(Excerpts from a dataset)
════════

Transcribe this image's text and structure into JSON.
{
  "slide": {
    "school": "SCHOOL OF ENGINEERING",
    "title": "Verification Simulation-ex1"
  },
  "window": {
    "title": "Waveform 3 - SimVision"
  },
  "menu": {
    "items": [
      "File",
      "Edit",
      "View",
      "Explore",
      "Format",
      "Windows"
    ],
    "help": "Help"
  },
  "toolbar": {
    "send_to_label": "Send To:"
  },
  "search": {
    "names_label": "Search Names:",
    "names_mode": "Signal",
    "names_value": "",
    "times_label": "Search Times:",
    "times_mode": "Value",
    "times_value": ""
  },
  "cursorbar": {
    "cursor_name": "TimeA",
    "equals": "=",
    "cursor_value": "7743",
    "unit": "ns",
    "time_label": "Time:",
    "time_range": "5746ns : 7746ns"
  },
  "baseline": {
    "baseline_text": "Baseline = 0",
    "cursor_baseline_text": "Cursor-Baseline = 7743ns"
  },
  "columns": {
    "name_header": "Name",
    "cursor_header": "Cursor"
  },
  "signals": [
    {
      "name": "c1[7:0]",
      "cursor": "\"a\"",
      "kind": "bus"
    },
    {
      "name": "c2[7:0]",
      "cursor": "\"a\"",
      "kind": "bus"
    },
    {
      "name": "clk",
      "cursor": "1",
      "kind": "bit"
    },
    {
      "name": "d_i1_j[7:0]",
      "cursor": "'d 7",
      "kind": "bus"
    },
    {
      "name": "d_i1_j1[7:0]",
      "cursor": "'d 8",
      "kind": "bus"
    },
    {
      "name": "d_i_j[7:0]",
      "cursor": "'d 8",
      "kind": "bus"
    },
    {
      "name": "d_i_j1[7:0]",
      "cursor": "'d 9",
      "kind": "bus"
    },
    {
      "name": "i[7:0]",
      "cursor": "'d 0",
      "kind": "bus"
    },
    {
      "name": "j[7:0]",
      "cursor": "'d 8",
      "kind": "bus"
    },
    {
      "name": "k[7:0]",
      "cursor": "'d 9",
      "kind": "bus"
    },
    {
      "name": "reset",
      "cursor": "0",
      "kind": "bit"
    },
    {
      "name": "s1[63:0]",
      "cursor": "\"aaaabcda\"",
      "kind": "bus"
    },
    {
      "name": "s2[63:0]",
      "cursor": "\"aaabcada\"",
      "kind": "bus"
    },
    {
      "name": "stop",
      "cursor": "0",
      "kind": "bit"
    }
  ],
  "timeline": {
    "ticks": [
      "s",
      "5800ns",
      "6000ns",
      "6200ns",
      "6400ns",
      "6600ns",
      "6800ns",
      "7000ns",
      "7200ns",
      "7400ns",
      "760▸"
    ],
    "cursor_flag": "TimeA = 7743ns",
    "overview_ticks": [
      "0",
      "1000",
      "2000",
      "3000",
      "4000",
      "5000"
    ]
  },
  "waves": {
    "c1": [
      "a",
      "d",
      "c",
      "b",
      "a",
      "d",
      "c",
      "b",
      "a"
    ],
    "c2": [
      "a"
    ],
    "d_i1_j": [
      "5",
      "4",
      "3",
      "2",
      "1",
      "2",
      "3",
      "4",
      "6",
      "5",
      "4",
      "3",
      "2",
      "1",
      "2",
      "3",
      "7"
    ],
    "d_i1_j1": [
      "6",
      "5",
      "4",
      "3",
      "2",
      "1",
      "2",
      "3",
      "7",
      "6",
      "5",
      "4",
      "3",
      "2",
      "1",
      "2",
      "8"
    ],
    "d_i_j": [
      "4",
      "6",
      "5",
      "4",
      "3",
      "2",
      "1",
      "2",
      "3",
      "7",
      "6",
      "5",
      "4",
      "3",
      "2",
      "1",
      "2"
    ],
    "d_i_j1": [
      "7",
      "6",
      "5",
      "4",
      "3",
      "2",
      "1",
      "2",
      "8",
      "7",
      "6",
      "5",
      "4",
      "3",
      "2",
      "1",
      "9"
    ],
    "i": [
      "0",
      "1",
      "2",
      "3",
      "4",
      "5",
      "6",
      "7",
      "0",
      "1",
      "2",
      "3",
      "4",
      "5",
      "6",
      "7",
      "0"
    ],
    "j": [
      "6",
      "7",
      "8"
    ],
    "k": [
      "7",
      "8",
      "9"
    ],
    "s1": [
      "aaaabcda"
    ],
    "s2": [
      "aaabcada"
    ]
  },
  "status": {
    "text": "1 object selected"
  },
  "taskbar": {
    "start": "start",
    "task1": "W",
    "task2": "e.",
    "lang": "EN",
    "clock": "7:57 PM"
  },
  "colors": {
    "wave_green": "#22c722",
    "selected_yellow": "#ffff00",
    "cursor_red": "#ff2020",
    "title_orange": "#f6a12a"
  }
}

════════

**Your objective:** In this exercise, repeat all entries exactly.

**Exercise response:**
Transcribe this image's text and structure into JSON.
{
  "slide": {
    "school": "SCHOOL OF ENGINEERING",
    "title": "Verification Simulation-ex1"
  },
  "window": {
    "title": "Waveform 3 - SimVision"
  },
  "menu": {
    "items": [
      "File",
      "Edit",
      "View",
      "Explore",
      "Format",
      "Windows"
    ],
    "help": "Help"
  },
  "toolbar": {
    "send_to_label": "Send To:"
  },
  "search": {
    "names_label": "Search Names:",
    "names_mode": "Signal",
    "names_value": "",
    "times_label": "Search Times:",
    "times_mode": "Value",
    "times_value": ""
  },
  "cursorbar": {
    "cursor_name": "TimeA",
    "equals": "=",
    "cursor_value": "7743",
    "unit": "ns",
    "time_label": "Time:",
    "time_range": "5746ns : 7746ns"
  },
  "baseline": {
    "baseline_text": "Baseline = 0",
    "cursor_baseline_text": "Cursor-Baseline = 7743ns"
  },
  "columns": {
    "name_header": "Name",
    "cursor_header": "Cursor"
  },
  "signals": [
    {
      "name": "c1[7:0]",
      "cursor": "\"a\"",
      "kind": "bus"
    },
    {
      "name": "c2[7:0]",
      "cursor": "\"a\"",
      "kind": "bus"
    },
    {
      "name": "clk",
      "cursor": "1",
      "kind": "bit"
    },
    {
      "name": "d_i1_j[7:0]",
      "cursor": "'d 7",
      "kind": "bus"
    },
    {
      "name": "d_i1_j1[7:0]",
      "cursor": "'d 8",
      "kind": "bus"
    },
    {
      "name": "d_i_j[7:0]",
      "cursor": "'d 8",
      "kind": "bus"
    },
    {
      "name": "d_i_j1[7:0]",
      "cursor": "'d 9",
      "kind": "bus"
    },
    {
      "name": "i[7:0]",
      "cursor": "'d 0",
      "kind": "bus"
    },
    {
      "name": "j[7:0]",
      "cursor": "'d 8",
      "kind": "bus"
    },
    {
      "name": "k[7:0]",
      "cursor": "'d 9",
      "kind": "bus"
    },
    {
      "name": "reset",
      "cursor": "0",
      "kind": "bit"
    },
    {
      "name": "s1[63:0]",
      "cursor": "\"aaaabcda\"",
      "kind": "bus"
    },
    {
      "name": "s2[63:0]",
      "cursor": "\"aaabcada\"",
      "kind": "bus"
    },
    {
      "name": "stop",
      "cursor": "0",
      "kind": "bit"
    }
  ],
  "timeline": {
    "ticks": [
      "s",
      "5800ns",
      "6000ns",
      "6200ns",
      "6400ns",
      "6600ns",
      "6800ns",
      "7000ns",
      "7200ns",
      "7400ns",
      "760▸"
    ],
    "cursor_flag": "TimeA = 7743ns",
    "overview_ticks": [
      "0",
      "1000",
      "2000",
      "3000",
      "4000",
      "5000"
    ]
  },
  "waves": {
    "c1": [
      "a",
      "d",
      "c",
      "b",
      "a",
      "d",
      "c",
      "b",
      "a"
    ],
    "c2": [
      "a"
    ],
    "d_i1_j": [
      "5",
      "4",
      "3",
      "2",
      "1",
      "2",
      "3",
      "4",
      "6",
      "5",
      "4",
      "3",
      "2",
      "1",
      "2",
      "3",
      "7"
    ],
    "d_i1_j1": [
      "6",
      "5",
      "4",
      "3",
      "2",
      "1",
      "2",
      "3",
      "7",
      "6",
      "5",
      "4",
      "3",
      "2",
      "1",
      "2",
      "8"
    ],
    "d_i_j": [
      "4",
      "6",
      "5",
      "4",
      "3",
      "2",
      "1",
      "2",
      "3",
      "7",
      "6",
      "5",
      "4",
      "3",
      "2",
      "1",
      "2"
    ],
    "d_i_j1": [
      "7",
      "6",
      "5",
      "4",
      "3",
      "2",
      "1",
      "2",
      "8",
      "7",
      "6",
      "5",
      "4",
      "3",
      "2",
      "1",
      "9"
    ],
    "i": [
      "0",
      "1",
      "2",
      "3",
      "4",
      "5",
      "6",
      "7",
      "0",
      "1",
      "2",
      "3",
      "4",
      "5",
      "6",
      "7",
      "0"
    ],
    "j": [
      "6",
      "7",
      "8"
    ],
    "k": [
      "7",
      "8",
      "9"
    ],
    "s1": [
      "aaaabcda"
    ],
    "s2": [
      "aaabcada"
    ]
  },
  "status": {
    "text": "1 object selected"
  },
  "taskbar": {
    "start": "start",
    "task1": "W",
    "task2": "e.",
    "lang": "EN",
    "clock": "7:57 PM"
  },
  "colors": {
    "wave_green": "#22c722",
    "selected_yellow": "#ffff00",
    "cursor_red": "#ff2020",
    "title_orange": "#f6a12a"
  }
}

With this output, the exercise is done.